> [Your goal] Within the records below, find each line that holds the string "title", then copy it.

> [Records shown]
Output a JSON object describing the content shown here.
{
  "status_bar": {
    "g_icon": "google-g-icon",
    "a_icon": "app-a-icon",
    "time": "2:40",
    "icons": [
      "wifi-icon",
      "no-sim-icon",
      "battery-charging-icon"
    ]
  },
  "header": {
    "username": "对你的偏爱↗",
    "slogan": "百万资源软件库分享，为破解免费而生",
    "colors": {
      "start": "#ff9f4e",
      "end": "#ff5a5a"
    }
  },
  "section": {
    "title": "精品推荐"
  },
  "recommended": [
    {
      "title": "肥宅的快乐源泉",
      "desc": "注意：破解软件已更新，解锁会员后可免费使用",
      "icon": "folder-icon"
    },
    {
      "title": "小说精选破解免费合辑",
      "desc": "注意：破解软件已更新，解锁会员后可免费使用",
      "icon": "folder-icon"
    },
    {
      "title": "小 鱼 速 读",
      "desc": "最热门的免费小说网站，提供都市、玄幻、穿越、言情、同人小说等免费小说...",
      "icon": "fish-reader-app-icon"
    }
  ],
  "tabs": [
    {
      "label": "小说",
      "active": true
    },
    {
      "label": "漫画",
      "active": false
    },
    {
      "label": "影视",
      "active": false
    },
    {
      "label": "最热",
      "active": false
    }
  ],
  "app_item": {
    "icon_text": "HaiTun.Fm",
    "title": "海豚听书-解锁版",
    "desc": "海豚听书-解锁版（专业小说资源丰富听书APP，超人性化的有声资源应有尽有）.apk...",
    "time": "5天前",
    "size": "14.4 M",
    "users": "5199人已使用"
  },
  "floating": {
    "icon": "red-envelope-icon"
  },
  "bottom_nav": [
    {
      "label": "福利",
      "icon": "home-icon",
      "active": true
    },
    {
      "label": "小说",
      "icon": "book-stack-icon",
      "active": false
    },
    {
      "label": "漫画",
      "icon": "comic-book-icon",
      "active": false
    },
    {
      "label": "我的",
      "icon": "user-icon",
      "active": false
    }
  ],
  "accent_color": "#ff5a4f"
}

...

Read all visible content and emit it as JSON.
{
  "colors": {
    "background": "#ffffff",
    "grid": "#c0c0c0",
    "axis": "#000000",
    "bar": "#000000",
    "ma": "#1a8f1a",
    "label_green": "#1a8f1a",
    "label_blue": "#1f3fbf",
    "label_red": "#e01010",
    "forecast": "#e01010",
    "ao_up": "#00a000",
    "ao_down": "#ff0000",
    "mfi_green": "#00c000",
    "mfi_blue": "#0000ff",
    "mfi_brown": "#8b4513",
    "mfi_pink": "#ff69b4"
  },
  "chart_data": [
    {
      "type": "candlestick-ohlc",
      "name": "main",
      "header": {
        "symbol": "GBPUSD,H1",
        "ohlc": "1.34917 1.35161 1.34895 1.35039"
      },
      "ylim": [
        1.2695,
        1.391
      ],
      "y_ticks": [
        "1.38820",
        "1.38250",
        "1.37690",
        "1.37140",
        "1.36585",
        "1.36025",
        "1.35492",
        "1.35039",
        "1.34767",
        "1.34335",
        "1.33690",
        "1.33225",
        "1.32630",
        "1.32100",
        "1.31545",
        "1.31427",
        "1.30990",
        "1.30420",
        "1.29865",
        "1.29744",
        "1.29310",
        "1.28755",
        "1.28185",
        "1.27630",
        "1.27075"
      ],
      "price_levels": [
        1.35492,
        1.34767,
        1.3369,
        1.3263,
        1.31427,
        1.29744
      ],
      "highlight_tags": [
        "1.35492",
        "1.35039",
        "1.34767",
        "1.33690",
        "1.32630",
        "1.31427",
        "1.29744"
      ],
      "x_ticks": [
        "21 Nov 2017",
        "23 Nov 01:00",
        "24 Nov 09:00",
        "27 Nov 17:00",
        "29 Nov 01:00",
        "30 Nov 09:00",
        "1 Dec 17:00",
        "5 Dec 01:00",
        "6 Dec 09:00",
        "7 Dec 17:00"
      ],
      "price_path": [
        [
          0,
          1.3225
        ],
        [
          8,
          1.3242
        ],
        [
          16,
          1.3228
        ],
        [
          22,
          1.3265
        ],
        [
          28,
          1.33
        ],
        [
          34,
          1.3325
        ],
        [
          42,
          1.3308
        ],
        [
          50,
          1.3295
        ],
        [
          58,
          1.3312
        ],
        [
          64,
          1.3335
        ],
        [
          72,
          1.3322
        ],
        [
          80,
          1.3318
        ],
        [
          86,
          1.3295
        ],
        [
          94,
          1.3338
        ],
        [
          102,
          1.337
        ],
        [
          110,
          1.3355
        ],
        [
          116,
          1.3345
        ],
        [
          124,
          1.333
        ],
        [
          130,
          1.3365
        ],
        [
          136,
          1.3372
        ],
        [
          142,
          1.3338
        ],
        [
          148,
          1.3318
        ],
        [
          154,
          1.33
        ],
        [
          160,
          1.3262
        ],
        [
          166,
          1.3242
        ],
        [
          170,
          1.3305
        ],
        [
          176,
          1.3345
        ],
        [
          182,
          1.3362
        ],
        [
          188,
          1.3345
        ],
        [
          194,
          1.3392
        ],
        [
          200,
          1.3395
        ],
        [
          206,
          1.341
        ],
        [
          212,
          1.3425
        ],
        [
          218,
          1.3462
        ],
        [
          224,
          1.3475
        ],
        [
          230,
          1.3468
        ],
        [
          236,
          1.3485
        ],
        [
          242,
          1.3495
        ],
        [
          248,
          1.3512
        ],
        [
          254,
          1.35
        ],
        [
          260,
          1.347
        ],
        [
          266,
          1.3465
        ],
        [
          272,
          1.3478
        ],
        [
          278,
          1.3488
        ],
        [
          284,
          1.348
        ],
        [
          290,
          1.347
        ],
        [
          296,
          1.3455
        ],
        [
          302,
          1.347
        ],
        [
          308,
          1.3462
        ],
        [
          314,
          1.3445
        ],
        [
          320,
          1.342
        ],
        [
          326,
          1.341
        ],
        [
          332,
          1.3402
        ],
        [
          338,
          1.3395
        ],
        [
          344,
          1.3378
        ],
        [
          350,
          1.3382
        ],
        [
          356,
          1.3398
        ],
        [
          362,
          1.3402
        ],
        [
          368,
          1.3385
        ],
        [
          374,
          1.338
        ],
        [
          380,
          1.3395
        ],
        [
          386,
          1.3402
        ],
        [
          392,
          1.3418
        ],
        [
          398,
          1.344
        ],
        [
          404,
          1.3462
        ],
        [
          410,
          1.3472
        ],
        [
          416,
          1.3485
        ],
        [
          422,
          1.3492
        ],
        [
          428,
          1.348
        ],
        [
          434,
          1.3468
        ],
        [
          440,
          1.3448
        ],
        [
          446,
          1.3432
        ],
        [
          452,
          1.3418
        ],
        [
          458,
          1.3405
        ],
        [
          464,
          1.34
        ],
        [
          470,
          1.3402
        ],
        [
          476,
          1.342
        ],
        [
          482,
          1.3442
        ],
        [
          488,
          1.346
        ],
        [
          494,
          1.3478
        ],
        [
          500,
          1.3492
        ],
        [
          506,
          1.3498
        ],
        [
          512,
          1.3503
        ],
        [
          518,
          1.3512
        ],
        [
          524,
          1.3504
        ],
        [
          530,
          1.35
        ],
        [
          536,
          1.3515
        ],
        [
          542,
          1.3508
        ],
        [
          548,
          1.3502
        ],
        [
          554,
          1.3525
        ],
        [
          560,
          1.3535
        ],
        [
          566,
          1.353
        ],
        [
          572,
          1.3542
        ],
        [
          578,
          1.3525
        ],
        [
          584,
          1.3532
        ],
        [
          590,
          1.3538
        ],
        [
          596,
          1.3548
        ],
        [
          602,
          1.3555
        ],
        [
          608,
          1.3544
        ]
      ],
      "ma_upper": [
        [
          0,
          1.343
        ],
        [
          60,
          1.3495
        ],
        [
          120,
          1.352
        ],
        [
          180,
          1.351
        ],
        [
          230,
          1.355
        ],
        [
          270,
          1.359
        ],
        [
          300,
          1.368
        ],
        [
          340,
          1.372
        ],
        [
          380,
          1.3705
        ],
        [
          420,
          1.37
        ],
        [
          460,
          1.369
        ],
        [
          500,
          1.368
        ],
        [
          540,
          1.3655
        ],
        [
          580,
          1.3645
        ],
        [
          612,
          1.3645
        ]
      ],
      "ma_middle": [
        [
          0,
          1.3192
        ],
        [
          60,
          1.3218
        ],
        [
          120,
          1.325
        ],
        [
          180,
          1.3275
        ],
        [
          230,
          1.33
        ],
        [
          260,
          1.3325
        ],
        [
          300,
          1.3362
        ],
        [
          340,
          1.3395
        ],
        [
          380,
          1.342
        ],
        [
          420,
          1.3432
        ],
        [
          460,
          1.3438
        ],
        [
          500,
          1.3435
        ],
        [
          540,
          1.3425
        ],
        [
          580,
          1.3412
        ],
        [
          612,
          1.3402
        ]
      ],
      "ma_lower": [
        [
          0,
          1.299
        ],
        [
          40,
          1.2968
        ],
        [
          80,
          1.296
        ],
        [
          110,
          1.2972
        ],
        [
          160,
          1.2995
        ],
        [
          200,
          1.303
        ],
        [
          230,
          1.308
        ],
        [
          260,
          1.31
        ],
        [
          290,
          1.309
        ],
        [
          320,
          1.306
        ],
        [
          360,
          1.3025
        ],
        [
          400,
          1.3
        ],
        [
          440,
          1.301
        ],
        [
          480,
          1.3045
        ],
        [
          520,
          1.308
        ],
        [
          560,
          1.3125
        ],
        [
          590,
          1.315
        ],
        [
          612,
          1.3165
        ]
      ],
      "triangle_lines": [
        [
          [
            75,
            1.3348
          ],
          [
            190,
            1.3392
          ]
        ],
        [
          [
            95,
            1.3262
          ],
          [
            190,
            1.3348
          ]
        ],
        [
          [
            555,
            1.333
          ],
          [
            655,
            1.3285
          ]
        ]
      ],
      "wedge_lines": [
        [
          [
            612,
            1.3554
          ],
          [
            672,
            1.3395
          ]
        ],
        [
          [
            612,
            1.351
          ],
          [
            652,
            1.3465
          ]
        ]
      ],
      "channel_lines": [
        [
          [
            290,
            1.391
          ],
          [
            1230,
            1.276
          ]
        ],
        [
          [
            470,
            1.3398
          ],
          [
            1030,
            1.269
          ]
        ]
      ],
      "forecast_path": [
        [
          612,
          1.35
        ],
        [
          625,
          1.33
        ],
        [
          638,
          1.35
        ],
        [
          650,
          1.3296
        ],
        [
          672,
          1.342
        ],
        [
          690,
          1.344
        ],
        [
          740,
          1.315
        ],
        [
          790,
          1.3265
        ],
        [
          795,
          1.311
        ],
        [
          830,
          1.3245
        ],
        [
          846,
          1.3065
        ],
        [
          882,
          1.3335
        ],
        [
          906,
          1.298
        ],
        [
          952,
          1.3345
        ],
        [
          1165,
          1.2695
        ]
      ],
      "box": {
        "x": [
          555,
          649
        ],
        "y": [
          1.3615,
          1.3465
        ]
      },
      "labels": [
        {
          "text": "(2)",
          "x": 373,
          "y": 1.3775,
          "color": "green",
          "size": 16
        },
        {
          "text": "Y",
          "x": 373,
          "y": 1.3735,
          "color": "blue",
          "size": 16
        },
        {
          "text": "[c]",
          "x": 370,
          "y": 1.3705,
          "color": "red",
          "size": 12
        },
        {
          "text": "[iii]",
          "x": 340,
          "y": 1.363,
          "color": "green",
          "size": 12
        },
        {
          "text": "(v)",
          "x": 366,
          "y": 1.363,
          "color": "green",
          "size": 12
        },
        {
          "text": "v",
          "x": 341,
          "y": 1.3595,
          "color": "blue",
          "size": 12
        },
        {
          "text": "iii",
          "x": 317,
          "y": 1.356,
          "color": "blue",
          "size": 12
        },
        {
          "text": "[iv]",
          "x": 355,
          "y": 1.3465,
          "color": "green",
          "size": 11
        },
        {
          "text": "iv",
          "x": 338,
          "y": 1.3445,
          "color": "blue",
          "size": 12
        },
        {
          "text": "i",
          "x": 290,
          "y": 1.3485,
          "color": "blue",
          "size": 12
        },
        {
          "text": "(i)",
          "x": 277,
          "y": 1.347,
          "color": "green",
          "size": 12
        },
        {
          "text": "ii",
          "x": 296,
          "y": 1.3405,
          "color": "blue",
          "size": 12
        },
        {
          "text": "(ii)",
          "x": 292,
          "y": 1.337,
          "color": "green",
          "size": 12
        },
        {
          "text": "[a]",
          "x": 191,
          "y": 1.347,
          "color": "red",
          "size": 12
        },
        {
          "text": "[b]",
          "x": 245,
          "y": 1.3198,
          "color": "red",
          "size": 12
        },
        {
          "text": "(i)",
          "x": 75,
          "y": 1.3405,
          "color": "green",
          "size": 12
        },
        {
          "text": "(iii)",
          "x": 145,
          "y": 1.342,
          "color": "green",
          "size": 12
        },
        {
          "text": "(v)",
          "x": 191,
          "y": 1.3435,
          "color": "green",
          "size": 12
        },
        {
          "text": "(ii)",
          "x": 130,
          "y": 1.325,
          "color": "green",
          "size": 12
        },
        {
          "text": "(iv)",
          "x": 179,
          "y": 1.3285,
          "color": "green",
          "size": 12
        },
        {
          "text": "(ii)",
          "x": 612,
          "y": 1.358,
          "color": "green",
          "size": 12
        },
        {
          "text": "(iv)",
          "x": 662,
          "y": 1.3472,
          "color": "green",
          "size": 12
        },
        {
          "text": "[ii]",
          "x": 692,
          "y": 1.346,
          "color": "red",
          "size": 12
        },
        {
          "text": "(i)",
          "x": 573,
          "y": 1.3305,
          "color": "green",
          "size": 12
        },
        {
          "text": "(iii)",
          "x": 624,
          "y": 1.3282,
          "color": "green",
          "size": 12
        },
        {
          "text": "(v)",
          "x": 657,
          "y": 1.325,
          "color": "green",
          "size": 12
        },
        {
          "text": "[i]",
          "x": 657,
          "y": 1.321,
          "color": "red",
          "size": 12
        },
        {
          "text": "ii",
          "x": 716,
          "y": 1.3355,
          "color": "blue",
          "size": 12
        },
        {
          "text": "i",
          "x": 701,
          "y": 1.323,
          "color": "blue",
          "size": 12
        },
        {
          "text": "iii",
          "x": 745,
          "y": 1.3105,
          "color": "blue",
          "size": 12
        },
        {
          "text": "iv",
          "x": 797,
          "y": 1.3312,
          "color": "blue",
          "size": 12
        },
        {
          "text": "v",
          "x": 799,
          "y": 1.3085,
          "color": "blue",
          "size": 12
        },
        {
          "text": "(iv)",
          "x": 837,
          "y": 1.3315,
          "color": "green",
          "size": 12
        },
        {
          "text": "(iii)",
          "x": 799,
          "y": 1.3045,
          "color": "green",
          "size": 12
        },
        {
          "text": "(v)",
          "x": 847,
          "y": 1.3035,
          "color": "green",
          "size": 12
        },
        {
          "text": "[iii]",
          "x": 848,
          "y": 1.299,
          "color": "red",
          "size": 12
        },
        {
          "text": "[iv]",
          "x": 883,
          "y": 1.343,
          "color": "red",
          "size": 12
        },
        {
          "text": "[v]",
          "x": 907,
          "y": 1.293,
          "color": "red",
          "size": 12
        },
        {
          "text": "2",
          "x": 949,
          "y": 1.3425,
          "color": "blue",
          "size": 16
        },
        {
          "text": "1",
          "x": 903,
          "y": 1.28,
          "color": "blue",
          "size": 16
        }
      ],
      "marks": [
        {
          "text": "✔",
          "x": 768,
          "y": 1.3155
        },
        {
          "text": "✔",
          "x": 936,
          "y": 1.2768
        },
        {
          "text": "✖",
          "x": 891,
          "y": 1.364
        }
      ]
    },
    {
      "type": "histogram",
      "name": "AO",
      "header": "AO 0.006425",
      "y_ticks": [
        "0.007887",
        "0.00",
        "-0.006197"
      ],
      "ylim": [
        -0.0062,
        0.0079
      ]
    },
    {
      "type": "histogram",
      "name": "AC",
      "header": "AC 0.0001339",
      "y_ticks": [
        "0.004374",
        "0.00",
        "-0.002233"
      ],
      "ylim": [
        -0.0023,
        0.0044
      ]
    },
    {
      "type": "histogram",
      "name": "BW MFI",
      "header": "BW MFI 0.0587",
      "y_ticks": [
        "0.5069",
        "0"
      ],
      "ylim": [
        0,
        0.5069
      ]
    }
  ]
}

> [Answer]
    "title": "精品推荐"
      "title": "肥宅的快乐源泉",
      "title": "小说精选破解免费合辑",
      "title": "小 鱼 速 读",
    "title": "海豚听书-解锁版",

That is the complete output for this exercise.